• **The task**
For the entries that follow, count the lines containing the string "Algorithmics" and write only the number.

• **Saved data entries**
*** Begin section ***

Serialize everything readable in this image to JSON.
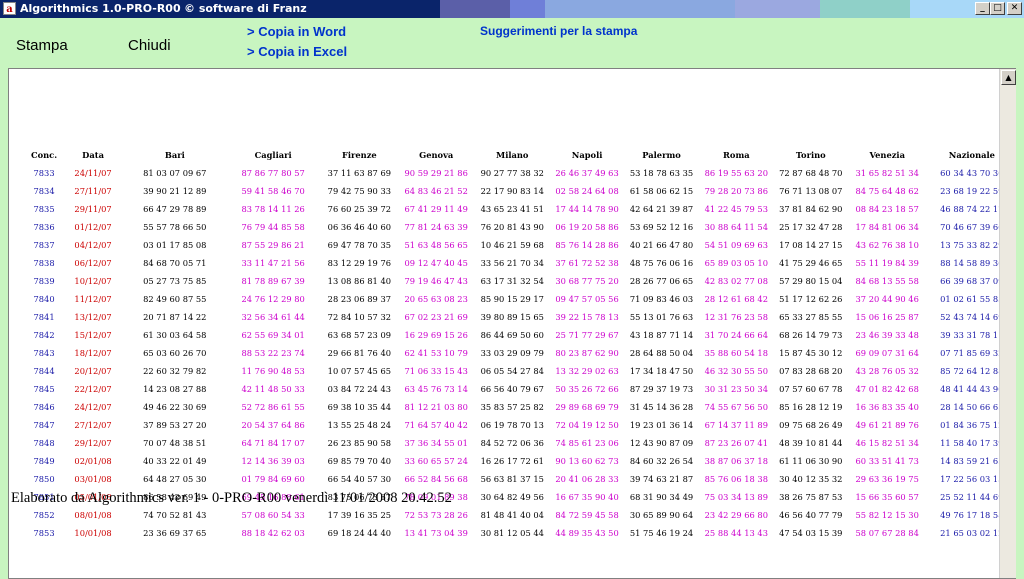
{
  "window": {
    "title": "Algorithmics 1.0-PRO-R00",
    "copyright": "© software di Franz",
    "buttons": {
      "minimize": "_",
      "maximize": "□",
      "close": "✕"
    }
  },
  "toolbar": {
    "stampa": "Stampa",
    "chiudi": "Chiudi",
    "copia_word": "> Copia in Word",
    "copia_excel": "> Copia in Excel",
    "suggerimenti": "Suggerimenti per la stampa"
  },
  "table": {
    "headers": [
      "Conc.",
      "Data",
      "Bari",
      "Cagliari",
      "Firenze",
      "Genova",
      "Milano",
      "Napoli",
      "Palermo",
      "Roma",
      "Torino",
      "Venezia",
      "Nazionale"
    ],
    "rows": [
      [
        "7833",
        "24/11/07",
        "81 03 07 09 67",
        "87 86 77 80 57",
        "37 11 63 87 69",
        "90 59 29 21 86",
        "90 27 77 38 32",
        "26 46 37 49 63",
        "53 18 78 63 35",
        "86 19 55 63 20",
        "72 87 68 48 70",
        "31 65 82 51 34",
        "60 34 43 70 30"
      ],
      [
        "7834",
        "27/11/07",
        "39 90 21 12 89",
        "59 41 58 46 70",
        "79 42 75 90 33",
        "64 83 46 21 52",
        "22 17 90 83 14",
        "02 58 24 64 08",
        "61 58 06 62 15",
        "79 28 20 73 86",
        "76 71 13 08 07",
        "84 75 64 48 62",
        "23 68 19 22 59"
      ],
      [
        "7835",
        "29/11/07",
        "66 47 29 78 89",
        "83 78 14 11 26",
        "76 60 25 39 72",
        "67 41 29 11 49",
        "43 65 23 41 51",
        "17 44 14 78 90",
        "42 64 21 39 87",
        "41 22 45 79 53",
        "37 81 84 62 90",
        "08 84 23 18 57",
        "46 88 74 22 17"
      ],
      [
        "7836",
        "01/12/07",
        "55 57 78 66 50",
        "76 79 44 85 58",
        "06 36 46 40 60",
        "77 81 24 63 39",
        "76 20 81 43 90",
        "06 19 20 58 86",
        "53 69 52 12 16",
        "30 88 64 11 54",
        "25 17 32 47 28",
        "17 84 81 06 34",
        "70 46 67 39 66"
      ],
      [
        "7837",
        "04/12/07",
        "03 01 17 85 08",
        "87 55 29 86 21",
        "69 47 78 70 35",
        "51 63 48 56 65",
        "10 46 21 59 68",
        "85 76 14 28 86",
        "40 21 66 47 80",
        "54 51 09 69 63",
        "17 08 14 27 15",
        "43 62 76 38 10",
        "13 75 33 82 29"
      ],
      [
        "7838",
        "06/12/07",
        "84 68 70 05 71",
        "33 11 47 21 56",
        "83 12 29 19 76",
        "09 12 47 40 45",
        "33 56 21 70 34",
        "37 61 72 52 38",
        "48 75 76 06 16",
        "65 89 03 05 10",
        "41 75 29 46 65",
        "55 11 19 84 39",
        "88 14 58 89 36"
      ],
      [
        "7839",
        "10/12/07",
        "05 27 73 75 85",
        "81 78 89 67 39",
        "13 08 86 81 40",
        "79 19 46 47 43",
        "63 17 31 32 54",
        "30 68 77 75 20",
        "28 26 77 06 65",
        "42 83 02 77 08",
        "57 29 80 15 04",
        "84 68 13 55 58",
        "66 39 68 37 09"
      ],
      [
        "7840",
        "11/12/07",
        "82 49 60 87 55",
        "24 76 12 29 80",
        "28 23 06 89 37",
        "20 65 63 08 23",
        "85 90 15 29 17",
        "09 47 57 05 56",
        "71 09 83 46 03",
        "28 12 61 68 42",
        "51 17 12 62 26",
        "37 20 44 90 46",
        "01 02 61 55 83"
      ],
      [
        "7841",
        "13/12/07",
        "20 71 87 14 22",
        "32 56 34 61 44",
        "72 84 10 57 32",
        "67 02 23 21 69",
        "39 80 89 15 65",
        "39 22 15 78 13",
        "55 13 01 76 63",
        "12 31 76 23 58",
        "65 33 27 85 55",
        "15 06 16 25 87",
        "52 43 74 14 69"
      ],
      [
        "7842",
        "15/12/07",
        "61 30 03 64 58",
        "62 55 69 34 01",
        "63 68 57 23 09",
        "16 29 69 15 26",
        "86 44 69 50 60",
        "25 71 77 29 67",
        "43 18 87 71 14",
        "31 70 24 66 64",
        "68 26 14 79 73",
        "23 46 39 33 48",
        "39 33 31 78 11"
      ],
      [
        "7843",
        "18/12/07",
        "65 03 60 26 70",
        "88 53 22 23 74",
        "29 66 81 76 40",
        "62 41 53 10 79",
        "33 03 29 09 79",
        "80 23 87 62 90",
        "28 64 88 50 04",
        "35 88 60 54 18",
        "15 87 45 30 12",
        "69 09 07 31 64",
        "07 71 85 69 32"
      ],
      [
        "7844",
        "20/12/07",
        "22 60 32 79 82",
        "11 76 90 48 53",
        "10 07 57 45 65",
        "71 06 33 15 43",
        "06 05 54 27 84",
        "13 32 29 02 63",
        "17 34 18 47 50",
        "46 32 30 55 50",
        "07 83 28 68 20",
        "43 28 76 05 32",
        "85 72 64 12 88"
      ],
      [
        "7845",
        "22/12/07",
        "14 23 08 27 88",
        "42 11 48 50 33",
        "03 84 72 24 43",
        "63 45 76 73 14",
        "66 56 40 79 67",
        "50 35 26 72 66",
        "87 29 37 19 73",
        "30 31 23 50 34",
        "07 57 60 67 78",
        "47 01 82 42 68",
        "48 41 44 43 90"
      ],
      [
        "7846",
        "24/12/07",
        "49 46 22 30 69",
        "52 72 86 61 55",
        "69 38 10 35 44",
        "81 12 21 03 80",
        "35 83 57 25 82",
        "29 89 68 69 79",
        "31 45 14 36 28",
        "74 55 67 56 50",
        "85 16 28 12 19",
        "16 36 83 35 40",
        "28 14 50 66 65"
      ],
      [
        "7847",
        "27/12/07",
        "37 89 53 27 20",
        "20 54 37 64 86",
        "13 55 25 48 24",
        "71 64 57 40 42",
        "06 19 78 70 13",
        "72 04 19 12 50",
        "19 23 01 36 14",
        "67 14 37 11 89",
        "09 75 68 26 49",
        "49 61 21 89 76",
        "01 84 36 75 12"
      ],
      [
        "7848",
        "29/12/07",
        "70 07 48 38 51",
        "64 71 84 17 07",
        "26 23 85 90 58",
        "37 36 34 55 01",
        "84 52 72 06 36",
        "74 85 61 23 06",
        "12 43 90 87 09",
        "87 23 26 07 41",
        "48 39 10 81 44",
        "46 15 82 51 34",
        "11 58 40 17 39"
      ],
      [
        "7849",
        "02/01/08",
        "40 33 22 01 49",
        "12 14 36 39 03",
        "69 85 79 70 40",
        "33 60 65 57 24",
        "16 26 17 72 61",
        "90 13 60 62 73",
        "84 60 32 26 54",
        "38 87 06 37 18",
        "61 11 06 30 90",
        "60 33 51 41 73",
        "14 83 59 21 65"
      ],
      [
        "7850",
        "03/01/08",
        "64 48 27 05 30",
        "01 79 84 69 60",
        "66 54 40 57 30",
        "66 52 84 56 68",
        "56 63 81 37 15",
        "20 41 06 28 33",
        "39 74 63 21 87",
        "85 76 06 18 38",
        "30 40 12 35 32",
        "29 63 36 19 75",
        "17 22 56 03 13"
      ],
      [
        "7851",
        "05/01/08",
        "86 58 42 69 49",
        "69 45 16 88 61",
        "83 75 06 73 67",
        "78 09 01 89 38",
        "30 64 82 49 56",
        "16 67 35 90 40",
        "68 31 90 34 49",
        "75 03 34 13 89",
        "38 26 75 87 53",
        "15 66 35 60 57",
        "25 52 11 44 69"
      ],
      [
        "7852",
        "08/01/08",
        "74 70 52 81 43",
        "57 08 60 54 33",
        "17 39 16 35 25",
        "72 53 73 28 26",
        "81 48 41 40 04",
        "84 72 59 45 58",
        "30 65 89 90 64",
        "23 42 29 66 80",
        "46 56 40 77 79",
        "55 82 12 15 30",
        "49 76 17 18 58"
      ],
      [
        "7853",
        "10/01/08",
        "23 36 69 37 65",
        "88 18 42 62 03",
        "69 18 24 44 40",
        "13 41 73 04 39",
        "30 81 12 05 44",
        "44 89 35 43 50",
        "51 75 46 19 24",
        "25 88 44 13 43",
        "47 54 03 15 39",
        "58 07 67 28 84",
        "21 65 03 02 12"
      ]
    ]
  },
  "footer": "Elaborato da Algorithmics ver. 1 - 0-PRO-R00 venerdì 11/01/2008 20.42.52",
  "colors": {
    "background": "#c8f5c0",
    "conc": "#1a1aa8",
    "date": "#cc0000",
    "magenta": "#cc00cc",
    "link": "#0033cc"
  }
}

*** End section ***

• **Answer space**
2